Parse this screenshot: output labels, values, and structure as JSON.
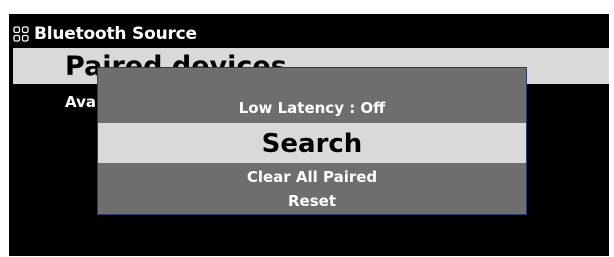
{
  "header": {
    "title": "Bluetooth Source",
    "icon": "grid-icon"
  },
  "menu": {
    "items": [
      {
        "label": "Paired devices",
        "selected": true
      },
      {
        "label": "Available devices",
        "selected": false
      }
    ]
  },
  "popup": {
    "items": [
      {
        "label": "Low Latency : Off",
        "selected": false
      },
      {
        "label": "Search",
        "selected": true
      },
      {
        "label": "Clear All Paired",
        "selected": false
      },
      {
        "label": "Reset",
        "selected": false
      }
    ]
  },
  "colors": {
    "screen_background": "#000000",
    "highlight": "#d9d9d9",
    "popup_background": "#6e6e6e",
    "popup_border": "#2a3a66",
    "text_light": "#ffffff",
    "text_dark": "#000000"
  }
}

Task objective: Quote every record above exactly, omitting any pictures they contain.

Reply:
Parse this screenshot: output labels, values, and structure as JSON.
{
  "header": {
    "title": "Bluetooth Source",
    "icon": "grid-icon"
  },
  "menu": {
    "items": [
      {
        "label": "Paired devices",
        "selected": true
      },
      {
        "label": "Available devices",
        "selected": false
      }
    ]
  },
  "popup": {
    "items": [
      {
        "label": "Low Latency : Off",
        "selected": false
      },
      {
        "label": "Search",
        "selected": true
      },
      {
        "label": "Clear All Paired",
        "selected": false
      },
      {
        "label": "Reset",
        "selected": false
      }
    ]
  },
  "colors": {
    "screen_background": "#000000",
    "highlight": "#d9d9d9",
    "popup_background": "#6e6e6e",
    "popup_border": "#2a3a66",
    "text_light": "#ffffff",
    "text_dark": "#000000"
  }
}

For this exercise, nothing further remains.